--- Material provided ---
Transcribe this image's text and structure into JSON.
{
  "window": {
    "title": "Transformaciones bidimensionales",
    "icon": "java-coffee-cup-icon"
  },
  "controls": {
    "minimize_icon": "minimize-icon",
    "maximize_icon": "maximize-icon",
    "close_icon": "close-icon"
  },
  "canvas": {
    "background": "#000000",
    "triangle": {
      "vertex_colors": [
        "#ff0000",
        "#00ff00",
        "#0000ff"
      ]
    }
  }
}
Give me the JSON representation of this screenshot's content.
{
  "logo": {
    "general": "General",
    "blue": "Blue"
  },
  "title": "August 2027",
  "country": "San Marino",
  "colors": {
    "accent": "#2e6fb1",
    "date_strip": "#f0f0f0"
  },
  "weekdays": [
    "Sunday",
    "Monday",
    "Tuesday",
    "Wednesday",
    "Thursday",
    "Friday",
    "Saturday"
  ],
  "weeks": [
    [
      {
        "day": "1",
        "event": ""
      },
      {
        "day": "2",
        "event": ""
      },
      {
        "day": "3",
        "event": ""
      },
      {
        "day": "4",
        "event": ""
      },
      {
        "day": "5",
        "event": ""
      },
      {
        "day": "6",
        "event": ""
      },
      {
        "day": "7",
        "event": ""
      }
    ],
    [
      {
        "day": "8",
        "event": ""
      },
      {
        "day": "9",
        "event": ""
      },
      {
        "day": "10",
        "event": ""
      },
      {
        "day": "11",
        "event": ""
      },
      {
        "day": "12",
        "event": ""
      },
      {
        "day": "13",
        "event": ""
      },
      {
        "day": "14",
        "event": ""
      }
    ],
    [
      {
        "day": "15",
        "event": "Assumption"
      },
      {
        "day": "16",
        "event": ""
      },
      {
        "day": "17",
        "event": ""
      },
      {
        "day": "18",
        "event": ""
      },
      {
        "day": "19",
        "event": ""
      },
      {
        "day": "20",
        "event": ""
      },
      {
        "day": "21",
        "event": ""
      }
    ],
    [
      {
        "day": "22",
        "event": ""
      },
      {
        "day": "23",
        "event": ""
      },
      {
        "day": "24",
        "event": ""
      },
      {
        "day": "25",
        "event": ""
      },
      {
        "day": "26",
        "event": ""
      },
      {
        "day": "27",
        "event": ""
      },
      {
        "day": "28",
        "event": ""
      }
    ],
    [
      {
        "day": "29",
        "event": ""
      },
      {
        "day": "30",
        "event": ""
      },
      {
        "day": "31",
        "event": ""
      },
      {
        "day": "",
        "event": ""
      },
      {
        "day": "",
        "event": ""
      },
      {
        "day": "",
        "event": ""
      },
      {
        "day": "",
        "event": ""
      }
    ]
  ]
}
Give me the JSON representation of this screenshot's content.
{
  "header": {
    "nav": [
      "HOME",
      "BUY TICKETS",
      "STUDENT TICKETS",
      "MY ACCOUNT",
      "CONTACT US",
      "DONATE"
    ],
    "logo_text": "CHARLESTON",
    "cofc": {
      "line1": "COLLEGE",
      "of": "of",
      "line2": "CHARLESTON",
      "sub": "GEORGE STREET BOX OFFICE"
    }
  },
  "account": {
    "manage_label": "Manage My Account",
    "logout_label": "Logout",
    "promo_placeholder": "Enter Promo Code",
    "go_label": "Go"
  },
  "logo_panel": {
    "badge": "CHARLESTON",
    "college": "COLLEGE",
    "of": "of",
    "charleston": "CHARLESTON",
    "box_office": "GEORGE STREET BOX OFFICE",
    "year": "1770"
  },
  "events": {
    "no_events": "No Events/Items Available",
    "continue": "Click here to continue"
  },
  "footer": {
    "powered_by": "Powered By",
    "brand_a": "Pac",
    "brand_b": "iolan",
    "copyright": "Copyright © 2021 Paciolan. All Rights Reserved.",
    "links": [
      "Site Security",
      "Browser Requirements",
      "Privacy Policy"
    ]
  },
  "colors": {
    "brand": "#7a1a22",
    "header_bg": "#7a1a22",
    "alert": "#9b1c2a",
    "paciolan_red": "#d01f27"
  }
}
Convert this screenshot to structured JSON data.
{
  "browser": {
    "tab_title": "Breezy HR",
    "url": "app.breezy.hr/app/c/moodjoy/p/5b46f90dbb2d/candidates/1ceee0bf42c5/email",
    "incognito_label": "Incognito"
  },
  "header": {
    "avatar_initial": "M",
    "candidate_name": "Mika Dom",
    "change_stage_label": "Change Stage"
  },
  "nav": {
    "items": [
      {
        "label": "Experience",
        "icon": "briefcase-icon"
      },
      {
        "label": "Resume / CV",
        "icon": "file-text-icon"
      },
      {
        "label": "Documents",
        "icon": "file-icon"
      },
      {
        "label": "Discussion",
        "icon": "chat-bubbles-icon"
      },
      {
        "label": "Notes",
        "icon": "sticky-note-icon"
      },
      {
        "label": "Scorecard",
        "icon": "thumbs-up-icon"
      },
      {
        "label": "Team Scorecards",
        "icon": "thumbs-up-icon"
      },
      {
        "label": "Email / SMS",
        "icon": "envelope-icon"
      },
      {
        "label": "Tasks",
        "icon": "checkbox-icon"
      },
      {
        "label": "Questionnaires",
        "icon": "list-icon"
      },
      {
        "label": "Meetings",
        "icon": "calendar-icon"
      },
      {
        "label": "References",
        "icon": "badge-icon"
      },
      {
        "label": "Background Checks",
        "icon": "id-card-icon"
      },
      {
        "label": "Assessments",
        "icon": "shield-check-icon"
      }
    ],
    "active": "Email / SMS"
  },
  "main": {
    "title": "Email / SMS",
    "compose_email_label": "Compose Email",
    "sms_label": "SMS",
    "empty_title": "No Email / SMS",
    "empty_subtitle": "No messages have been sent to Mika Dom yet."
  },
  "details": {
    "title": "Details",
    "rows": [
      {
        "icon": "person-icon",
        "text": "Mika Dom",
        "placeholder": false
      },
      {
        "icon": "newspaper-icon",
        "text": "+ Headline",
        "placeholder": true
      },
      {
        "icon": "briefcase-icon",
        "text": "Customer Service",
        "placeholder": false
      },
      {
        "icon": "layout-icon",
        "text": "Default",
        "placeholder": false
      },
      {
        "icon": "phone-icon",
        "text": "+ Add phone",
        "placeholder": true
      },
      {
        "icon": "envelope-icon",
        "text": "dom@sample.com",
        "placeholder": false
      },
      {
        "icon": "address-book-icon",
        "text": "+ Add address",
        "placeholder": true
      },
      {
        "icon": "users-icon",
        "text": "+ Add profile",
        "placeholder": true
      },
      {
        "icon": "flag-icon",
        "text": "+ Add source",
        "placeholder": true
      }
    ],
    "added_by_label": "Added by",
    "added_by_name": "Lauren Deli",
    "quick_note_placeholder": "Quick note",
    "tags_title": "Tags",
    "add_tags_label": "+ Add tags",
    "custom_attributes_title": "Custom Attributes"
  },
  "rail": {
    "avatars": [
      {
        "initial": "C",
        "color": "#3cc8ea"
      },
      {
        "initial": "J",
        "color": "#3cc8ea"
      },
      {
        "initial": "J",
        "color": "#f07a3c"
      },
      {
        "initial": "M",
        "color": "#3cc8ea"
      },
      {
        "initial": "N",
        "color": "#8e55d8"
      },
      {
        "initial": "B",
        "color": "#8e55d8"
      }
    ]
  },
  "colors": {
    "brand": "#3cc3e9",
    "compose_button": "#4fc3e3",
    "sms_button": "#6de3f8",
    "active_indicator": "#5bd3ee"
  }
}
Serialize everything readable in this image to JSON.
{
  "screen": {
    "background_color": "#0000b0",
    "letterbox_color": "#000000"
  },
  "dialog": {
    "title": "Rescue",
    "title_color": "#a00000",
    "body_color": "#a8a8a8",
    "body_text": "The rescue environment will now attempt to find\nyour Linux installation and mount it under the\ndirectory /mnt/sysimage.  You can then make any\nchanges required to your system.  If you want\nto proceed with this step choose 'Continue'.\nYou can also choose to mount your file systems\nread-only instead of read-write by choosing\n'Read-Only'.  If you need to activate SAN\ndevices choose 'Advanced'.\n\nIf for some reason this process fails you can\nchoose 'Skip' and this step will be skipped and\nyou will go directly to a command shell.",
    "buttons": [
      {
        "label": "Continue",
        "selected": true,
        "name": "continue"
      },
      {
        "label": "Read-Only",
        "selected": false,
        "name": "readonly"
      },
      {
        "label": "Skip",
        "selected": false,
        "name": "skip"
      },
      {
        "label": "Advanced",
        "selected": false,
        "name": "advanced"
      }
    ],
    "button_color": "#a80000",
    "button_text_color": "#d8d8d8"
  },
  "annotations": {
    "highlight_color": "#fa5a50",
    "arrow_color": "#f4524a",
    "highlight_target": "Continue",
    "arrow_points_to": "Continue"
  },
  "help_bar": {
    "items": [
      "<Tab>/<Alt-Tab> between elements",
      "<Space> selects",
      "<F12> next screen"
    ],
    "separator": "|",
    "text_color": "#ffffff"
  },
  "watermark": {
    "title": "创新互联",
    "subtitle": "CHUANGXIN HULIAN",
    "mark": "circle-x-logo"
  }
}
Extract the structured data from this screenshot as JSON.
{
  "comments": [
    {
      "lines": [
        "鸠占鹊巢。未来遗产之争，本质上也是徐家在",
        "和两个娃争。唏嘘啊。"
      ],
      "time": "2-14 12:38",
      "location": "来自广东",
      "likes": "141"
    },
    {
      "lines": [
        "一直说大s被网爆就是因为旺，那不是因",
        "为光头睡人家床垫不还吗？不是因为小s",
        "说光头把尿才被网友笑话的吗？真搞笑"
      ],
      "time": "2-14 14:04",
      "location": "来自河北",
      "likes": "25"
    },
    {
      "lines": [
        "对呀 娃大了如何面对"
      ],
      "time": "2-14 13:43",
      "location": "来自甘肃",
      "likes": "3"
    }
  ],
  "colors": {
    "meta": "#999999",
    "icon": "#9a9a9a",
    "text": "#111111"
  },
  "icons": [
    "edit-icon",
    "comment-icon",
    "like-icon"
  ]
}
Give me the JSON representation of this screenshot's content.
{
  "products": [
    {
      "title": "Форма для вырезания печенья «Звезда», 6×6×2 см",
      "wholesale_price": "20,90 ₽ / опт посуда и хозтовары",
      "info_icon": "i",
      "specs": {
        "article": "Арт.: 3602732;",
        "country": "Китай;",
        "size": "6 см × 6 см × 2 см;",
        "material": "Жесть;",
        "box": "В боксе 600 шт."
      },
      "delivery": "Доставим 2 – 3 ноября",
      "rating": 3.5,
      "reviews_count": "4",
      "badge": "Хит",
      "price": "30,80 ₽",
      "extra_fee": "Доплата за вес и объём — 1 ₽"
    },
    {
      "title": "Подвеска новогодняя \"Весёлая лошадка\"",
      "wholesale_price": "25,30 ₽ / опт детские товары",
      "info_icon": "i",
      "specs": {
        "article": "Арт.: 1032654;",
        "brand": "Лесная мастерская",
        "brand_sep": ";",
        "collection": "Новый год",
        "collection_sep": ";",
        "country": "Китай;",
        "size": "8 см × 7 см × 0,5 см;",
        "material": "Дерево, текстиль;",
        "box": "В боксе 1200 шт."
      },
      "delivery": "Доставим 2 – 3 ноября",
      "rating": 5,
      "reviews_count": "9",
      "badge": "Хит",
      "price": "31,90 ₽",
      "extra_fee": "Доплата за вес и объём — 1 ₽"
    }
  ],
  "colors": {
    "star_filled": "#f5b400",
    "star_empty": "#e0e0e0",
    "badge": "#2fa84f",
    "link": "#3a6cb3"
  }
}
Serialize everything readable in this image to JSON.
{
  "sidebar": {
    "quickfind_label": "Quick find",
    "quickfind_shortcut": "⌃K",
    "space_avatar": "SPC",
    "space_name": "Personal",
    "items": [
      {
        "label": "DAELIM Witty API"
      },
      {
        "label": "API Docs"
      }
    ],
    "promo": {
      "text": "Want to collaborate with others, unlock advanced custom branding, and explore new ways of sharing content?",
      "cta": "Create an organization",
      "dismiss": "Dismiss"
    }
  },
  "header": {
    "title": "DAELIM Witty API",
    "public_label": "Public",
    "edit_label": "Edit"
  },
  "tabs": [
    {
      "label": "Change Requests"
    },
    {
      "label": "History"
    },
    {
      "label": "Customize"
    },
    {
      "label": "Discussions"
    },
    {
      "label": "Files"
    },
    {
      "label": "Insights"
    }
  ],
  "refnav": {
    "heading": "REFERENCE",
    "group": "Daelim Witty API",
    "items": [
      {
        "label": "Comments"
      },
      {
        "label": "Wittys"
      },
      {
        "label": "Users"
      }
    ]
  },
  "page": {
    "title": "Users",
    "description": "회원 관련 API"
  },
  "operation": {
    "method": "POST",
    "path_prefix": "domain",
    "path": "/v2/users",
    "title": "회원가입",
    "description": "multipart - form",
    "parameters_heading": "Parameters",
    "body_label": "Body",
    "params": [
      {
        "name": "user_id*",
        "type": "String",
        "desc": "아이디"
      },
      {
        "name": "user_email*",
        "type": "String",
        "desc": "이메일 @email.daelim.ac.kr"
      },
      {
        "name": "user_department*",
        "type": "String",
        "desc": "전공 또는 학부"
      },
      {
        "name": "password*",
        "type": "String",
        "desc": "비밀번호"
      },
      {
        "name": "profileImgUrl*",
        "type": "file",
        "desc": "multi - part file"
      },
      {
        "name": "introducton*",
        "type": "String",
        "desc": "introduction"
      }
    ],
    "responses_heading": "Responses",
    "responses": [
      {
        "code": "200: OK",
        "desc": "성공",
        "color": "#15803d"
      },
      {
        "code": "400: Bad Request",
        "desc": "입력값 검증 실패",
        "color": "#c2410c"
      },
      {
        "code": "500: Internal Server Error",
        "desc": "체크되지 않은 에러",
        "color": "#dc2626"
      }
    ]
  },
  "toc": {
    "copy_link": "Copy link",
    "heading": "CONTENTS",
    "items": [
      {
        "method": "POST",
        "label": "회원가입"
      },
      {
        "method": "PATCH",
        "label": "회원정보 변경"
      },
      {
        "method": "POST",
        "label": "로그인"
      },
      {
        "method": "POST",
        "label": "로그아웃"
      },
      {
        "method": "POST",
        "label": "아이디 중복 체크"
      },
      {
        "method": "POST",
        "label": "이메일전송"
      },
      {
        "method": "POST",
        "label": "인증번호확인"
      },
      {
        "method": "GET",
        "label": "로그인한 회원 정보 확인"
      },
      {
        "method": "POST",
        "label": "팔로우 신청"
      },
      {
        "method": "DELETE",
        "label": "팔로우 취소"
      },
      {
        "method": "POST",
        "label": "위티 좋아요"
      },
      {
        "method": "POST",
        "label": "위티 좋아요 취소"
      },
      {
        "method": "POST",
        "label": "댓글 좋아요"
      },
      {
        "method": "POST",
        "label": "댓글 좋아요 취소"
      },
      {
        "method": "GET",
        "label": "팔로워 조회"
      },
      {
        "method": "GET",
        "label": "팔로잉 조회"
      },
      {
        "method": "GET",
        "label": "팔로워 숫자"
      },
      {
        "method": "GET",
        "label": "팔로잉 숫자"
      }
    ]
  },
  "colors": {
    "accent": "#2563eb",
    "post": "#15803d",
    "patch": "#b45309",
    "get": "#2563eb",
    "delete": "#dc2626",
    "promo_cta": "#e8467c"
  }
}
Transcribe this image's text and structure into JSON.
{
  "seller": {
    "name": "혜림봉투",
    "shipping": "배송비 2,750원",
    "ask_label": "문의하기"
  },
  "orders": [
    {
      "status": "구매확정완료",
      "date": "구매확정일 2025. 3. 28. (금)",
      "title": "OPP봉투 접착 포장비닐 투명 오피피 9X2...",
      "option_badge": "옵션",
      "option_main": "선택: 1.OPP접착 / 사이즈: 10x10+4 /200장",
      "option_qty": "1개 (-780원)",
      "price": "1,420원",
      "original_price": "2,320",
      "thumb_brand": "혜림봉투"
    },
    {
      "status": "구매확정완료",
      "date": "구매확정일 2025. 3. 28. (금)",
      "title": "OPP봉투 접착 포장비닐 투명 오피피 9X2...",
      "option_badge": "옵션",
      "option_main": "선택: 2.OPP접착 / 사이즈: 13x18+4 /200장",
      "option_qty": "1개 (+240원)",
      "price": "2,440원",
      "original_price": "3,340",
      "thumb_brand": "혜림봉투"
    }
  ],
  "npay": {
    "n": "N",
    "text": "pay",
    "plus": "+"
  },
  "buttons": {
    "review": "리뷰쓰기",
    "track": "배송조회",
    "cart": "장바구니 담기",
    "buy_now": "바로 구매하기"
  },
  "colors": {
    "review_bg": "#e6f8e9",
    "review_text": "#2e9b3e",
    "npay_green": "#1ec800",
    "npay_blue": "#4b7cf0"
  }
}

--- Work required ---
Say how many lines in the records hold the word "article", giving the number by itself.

--- Worked solution ---
2